GH: With the end of the shutdown, it’s possible that our season could spin up. Frankly, we’ve had blizzards that have shut the station down for a week. So all is not lost, we could still get this going. We’re awaiting word about whether or not, and how, we’ll restart the program. But, if you think about the criticality of long-term datasets, especially about climate, the people who do things like run models that try to predict what’s going to happen in the future, they rely on robust datasets that don’t have gaps in them. When there are gaps, you’re just much less able to forecast the trajectory into the future. Losing these data is like ripping a few pages out a novel about the history of the planet Earth. We just don’t want to lose those pages; we need that data.
CD: Why is Antarctica, in particular, such an important research site?
GH: The cool thing about Antarctica is it’s like Mother Nature’s laboratory. It allows us to do basic science and ask really cool questions, and the Antarctic is one of the last great wildernesses. I work in the Ross Sea, which is one of the planet’s most pristine and least-impacted marine ecosystems when it comes to human impact.

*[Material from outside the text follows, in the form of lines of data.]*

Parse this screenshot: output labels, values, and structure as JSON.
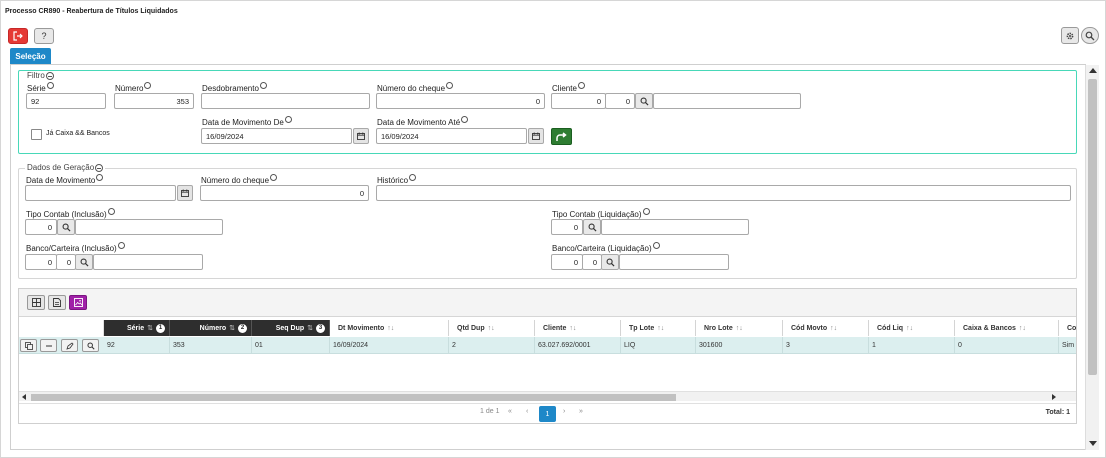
{
  "window": {
    "title": "Processo CR890 - Reabertura de Títulos Liquidados"
  },
  "toolbar": {
    "help_label": "?",
    "exit_icon": "exit-icon",
    "gear_icon": "gear-icon",
    "search_icon": "search-icon"
  },
  "tabs": [
    {
      "label": "Seleção",
      "active": true
    }
  ],
  "filtro": {
    "legend": "Filtro",
    "serie": {
      "label": "Série",
      "value": "92"
    },
    "numero": {
      "label": "Número",
      "value": "353"
    },
    "desdobramento": {
      "label": "Desdobramento",
      "value": ""
    },
    "numero_cheque": {
      "label": "Número do cheque",
      "value": "0"
    },
    "cliente": {
      "label": "Cliente",
      "value1": "0",
      "value2": "0",
      "name": ""
    },
    "ja_caixa": {
      "label": "Já Caixa && Bancos",
      "checked": false
    },
    "data_mov_de": {
      "label": "Data de Movimento De",
      "value": "16/09/2024"
    },
    "data_mov_ate": {
      "label": "Data de Movimento Até",
      "value": "16/09/2024"
    }
  },
  "dados": {
    "legend": "Dados de Geração",
    "data_movimento": {
      "label": "Data de Movimento",
      "value": ""
    },
    "numero_cheque": {
      "label": "Número do cheque",
      "value": "0"
    },
    "historico": {
      "label": "Histórico",
      "value": ""
    },
    "tipo_contab_inclusao": {
      "label": "Tipo Contab (Inclusão)",
      "value": "0",
      "name": ""
    },
    "tipo_contab_liquidacao": {
      "label": "Tipo Contab (Liquidação)",
      "value": "0",
      "name": ""
    },
    "banco_carteira_inclusao": {
      "label": "Banco/Carteira (Inclusão)",
      "value1": "0",
      "value2": "0",
      "name": ""
    },
    "banco_carteira_liquidacao": {
      "label": "Banco/Carteira (Liquidação)",
      "value1": "0",
      "value2": "0",
      "name": ""
    }
  },
  "grid": {
    "columns": [
      {
        "label": "Série",
        "sort_order": "1",
        "sorted": true
      },
      {
        "label": "Número",
        "sort_order": "2",
        "sorted": true
      },
      {
        "label": "Seq Dup",
        "sort_order": "3",
        "sorted": true
      },
      {
        "label": "Dt Movimento",
        "sorted": false
      },
      {
        "label": "Qtd Dup",
        "sorted": false
      },
      {
        "label": "Cliente",
        "sorted": false
      },
      {
        "label": "Tp Lote",
        "sorted": false
      },
      {
        "label": "Nro Lote",
        "sorted": false
      },
      {
        "label": "Cód Movto",
        "sorted": false
      },
      {
        "label": "Cód Liq",
        "sorted": false
      },
      {
        "label": "Caixa & Bancos",
        "sorted": false
      },
      {
        "label": "Co",
        "sorted": false
      }
    ],
    "rows": [
      [
        "92",
        "353",
        "01",
        "16/09/2024",
        "2",
        "63.027.692/0001",
        "LIQ",
        "301600",
        "3",
        "1",
        "0",
        "Sim"
      ]
    ],
    "pager": {
      "range": "1 de 1",
      "first": "«",
      "prev": "‹",
      "current": "1",
      "next": "›",
      "last": "»",
      "total": "Total: 1"
    }
  },
  "colors": {
    "accent": "#1e88c8",
    "exit": "#e53935",
    "go": "#2e7d32",
    "filter_border": "#48d8b8",
    "row": "#dcefef"
  }
}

And so in global change biology, for a population of an animal or whatever we’re studying, we want to know what’s going to happen. There’s future environmental change, but also impacts from humans: Pollution from the land, overfishing, changing habitat. The Antarctic doesn’t have that. So it’s a place where we can study ecology without a lot of input from human impact. So it’s kind of a really wonderful natural laboratory that tells us a lot about basic science as we see climate change.